Quantum computing is a new area of research that has only recently started to blossom. Quantum computing and quantum cryptography were born out of the study of how quantum mechanical principles might be used in performing computations. The Nobel Laureate Richard Feynman observed in 1982 that certain quantum mechanical phenomena could not be simulated efficiently on a classical computer. He suggested that the situation could perhaps be reversed by using quantum mechanics to do computations that are impossible on classical computers. Feynman didn’t present any examples of such devices, and only recently has there been progress in constructing even small versions.

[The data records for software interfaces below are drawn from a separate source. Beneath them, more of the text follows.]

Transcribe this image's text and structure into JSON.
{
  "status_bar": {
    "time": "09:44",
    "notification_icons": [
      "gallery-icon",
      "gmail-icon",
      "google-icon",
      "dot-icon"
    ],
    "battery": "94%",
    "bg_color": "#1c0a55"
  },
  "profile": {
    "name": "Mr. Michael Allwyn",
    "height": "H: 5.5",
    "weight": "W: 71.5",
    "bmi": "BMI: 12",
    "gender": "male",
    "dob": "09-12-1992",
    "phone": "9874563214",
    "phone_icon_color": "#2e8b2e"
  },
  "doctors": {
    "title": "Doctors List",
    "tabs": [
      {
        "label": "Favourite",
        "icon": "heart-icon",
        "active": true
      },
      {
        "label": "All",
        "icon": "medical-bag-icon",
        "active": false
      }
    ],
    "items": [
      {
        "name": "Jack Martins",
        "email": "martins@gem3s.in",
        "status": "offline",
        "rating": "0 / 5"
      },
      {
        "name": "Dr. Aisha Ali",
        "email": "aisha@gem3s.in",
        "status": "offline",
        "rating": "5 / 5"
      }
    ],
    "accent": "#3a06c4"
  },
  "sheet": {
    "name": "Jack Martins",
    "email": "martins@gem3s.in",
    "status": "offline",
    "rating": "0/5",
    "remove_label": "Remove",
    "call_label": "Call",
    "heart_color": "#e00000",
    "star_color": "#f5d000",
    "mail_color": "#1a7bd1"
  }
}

In 1994 the field of quantum computing had a significant breakthrough when Peter Shor of AT&T Research Labs introduced a quantum algorithm that can factor integers in (probabilistic) polynomial time (if a suitable quantum computer is ever built). This was a dramatic breakthrough as it presented one of the first examples of a scenario in which quantum techniques might significantly outperform classical computing techniques.
In this chapter we introduce a couple of examples from the area of quantum computing and quantum cryptography. By no means is this chapter a thorough treatment of this young field, for even as we write this chapter significant breakthroughs are being made at NIST and other places, and the field likely will continue to advance rapidly.
There are many books and expository articles being written on quantum computing. One readable account is [Rieffel-Polak].